Fiona Patten is the founder and leader of the Australian Sex Party (sexparty.org.au) which is a registered political party in Australia. It came fourth on averages at the last federal Senate election after the three major parties. She is also CEO of the Eros Association (eros.org.au), Australia’s adult retail and entertainment association. She has published in a number of books including Sex in Public: Australian Sexual Cultures (1997) and Porn 101 (1999). She has over twenty years experience of working with the Australian and international adult industry and has pioneered many lively and challenging debates about sex and politics. In the government sector she has frequently driven these issues to Ministerial level and has worked with the CEOs of many NGOs and international groups on issues such as discrimination, HIV/AIDS and sexual disability.
Julian Petley is Professor of Film and Television at Brunel University, UK. His interests span the cinema, television and the press, with a particular emphasis on policy, regulation and freedom of expression. His publications include A Beginner’s Guide to Censorship (2009), The Censorious Press (2009), and Film and Video Censorship in Modern Britain (2011). He was Chair of the Campaign for Press and Broadcasting Freedom and actively involved in the debates around the 2003 Communications Act. He is principal editor of the Journal of British Cinema and Television.
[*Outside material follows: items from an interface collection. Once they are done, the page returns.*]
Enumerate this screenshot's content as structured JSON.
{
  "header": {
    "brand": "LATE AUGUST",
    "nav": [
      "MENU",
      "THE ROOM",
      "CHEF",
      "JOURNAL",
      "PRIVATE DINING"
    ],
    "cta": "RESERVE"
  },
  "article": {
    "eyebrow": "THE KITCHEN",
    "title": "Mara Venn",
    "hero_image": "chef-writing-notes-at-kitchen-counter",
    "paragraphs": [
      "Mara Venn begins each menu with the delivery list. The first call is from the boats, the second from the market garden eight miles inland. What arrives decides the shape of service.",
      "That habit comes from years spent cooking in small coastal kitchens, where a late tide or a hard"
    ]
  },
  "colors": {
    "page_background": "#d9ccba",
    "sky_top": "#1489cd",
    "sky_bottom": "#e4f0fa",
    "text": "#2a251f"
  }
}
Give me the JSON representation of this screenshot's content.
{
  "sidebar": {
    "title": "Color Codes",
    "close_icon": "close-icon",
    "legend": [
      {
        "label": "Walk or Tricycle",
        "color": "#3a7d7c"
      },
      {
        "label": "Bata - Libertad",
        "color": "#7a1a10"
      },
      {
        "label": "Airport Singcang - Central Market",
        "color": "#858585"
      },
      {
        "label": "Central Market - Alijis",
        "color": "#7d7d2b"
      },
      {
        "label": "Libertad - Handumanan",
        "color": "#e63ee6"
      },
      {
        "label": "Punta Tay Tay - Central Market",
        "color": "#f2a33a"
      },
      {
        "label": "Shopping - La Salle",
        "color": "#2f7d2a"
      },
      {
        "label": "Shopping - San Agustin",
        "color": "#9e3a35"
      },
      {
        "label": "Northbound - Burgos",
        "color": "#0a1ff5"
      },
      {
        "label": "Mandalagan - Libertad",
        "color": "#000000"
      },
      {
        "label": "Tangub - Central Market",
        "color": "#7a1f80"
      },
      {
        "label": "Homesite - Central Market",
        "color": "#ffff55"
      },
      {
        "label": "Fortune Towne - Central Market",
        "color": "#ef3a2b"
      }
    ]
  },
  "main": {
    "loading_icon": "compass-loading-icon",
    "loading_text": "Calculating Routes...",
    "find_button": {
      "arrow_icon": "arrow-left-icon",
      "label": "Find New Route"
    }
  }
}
Clarissa Smith is Reader in Sexual Cultures at the University of Sunderland, UK. Her research focuses on sexual media and in particular pornographies: their institutional contexts and practices, representational strategies, consumption and meanings. Her publications include One for the Girls! The Pleasures and Practices of Pornography for Women (2007), (with Michael Higgins and John Storey) Cambridge Companion to Contemporary British Culture (2010), and (with Niall Richardson and Angela Werndly) Studies in Sexualities: Theories, Representations, Practices (forthcoming).